04 July 2008
Low-energy and passive houses are superinsulated and airtight buildings where the space heating demand is much lower than that of buildings constructed in accordance with current building codes. Due to the low space heating demand, the annual heating demand for domestic hot water (DHW) typically constitutes 50 to 85 % of the total annual heating demand for the residence.
A heat pump system can be used to cover the entire heating demand in a low-energy or passive house. It can be designed as a stand-alone system, i.e. a heat pump water heater in combination with a separate unit for space heating, or can be an integrated unit for combined space heating and hot water heating. Due to the more compact design, the latter system is most likely to achieve the lowest investment and installation costs and therefore the best profitability.
Integrated residential heat pump systems using carbon dioxide (CO2, R744) as the working fluid can achieve a particularly high Seasonal Performance Factor (SPF) in low-energy and passive houses due to the unique characteristics of the CO2 heat pump cycle.
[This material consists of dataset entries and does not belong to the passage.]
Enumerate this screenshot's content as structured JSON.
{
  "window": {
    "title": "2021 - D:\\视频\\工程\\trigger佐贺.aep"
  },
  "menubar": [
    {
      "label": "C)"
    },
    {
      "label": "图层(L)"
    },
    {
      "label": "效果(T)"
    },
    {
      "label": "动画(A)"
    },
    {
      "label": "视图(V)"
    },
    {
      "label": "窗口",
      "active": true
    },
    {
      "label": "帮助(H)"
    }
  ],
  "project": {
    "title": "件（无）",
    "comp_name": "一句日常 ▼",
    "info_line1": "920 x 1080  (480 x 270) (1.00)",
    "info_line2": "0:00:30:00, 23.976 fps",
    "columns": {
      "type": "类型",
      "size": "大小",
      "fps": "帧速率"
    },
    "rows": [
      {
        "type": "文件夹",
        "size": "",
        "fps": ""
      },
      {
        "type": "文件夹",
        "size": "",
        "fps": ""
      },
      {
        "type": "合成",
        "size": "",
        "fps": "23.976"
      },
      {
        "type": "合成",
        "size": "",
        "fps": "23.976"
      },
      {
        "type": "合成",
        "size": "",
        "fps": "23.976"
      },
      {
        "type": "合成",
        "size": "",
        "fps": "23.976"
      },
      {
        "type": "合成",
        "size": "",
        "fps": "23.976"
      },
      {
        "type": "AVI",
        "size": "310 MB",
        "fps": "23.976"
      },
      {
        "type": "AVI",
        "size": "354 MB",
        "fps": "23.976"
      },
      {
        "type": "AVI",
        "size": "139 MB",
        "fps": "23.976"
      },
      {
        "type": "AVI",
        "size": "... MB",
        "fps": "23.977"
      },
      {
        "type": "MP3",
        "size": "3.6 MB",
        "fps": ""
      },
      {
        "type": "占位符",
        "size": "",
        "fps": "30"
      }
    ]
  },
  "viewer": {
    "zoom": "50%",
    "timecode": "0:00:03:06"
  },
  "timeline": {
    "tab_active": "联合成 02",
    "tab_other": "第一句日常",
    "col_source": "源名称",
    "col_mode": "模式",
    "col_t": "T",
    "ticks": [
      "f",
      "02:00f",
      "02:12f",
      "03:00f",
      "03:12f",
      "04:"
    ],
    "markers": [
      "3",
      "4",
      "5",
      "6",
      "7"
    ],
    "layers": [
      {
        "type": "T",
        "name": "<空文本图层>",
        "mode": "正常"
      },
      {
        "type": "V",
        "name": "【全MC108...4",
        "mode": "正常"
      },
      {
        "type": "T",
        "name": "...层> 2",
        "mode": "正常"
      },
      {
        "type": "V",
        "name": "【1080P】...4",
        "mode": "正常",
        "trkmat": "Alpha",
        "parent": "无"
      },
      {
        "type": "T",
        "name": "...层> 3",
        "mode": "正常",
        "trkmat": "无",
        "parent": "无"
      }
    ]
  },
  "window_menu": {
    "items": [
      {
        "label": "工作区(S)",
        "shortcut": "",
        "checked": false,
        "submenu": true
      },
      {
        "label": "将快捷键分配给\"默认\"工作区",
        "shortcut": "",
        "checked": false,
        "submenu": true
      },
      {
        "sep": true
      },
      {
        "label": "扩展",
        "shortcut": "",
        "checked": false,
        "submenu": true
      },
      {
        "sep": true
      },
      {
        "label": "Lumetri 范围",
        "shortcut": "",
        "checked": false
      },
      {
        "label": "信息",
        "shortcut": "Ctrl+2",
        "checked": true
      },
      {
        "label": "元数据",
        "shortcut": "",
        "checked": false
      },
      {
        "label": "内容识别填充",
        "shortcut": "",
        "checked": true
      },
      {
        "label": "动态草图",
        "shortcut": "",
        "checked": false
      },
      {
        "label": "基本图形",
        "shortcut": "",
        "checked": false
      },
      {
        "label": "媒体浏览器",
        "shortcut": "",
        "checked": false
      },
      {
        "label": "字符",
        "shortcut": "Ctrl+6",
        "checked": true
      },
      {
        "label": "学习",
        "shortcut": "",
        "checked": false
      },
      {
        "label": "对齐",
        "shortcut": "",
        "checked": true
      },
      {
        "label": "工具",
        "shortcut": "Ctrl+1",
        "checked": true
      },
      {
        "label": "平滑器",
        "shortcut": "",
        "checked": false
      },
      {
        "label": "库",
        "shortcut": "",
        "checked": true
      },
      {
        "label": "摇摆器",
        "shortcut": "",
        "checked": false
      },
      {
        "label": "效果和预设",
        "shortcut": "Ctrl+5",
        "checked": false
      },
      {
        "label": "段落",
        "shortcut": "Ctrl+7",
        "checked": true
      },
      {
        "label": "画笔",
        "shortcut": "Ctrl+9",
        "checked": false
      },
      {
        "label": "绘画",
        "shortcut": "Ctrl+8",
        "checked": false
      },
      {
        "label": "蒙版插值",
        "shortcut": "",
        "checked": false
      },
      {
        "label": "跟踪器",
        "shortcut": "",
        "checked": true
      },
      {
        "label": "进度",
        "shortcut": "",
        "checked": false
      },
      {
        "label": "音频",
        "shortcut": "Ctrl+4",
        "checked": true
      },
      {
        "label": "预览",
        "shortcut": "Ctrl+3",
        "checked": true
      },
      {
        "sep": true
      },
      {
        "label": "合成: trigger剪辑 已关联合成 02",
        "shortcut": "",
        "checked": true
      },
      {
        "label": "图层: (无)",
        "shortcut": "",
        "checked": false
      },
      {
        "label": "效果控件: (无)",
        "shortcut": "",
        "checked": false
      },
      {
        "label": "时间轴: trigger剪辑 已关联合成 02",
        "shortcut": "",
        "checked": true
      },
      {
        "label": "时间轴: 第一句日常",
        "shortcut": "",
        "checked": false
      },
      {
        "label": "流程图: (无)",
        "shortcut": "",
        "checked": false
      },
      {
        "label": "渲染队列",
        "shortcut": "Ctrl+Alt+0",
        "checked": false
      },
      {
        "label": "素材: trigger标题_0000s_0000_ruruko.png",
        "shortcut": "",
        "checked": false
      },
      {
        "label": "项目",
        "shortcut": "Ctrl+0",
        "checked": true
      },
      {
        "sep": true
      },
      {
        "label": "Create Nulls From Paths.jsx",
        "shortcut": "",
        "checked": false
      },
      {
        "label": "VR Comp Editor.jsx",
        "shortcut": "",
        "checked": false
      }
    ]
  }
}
However, the energy efficiency is very dependent on the design and operation of the heat pump unit and the secondary systems.